Panorama of Crater Lake
Mike & Linda at Crater Lake
What an incredible view! The deep blue lake was surrounded by snow-covered cliffs that reflected in the still water. We just stood there and took in the breathtaking view. Truly, it was as awe-inspiring as my first view of the Grand Canyon and it brought tears to my eyes with its beauty.
After Crater Lake, we drove on OR-138 west, followng the North Umpqua River as it tumbles through a narrow, rocky, forested canyon with walls that tower impossibly high above us.
Near the town of Susan Creek, we stop at the Tioga Bridge, a pedestrian bridge that crosses the North Umpqua River, and take a short hike.

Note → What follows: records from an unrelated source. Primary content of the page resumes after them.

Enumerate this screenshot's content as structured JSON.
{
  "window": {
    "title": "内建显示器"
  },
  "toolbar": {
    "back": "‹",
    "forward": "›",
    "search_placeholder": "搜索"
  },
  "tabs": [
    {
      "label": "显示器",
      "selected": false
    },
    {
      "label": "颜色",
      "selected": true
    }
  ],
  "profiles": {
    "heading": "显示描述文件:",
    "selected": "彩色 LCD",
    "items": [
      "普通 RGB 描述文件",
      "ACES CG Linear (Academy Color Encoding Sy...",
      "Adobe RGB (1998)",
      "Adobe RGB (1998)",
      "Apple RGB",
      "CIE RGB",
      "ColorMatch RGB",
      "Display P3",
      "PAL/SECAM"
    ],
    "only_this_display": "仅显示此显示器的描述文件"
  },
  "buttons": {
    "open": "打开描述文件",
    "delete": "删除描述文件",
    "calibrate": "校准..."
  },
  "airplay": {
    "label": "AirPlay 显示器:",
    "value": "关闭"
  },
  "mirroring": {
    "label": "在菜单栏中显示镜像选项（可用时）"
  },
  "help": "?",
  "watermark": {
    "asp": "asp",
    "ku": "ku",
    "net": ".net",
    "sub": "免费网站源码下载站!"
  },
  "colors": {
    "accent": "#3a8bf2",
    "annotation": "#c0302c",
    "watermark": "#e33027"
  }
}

Tioga Bridge over the North Umpqua River
Mike explores the forest along the North Umpqua River
Waterfall on the North Umpqua River
At the town of Roseburg, we crossed the South Umpqua River, which is much more sedate than the North Umpqua River, and get back on I-5 for the drive north to Eugene, Oregon, where we spent the night.
Day 1: Travel 278 miles from Eugene, Oregon to Seattle, Washington
Salad rolls (like spring rolls except without the noodles) – lunch at Thai DK in Portland, OR
Our goal for today was just to get to Seattle, but we did take time for a little sightseeing in Portland, Oregon. GasBuddy identified a gas station in a neighborhood near the Williamette River as having the cheapest gas around. The gas station attendant let us park the RV at the gas station and recommended the Thai restaurant across the street for lunch.
After lunch, we took a lovely walk in the warm afternoon sunshine past the Williamette Yacht Club and through a park with great views of downtown Portland.
Downtown Portland as we walk along the Williamette River
When we started driving north on I-5 again, traffic was horrendous, which surprised us for an early Sunday afternoon. It seemed to take forever to get across the Columbia River (the Washington state line).
Mt Hood as we cross the Columbia River
I just loved this sign as we crossed the bridge over the Columbia River
Traffic improved in Vancouver, Washington but got heavy again right after we passed Olympia. We expected to get to Seattle by 5:00 pm and don’t actually arrive until 6:30 pm. Mike’s brother Gary and his wife Rita live in their RV in a park by SeaTac Airport. They were waiting for us by the gate to let us in and guide us to the “guest” spot where we could park the RV.
We spent a lovely evening with Gary & Rita in their comfortable RV home, eating a delicious seafood dinner and just catching up. It was midnight before we walked back to our RV at midnight to go to bed.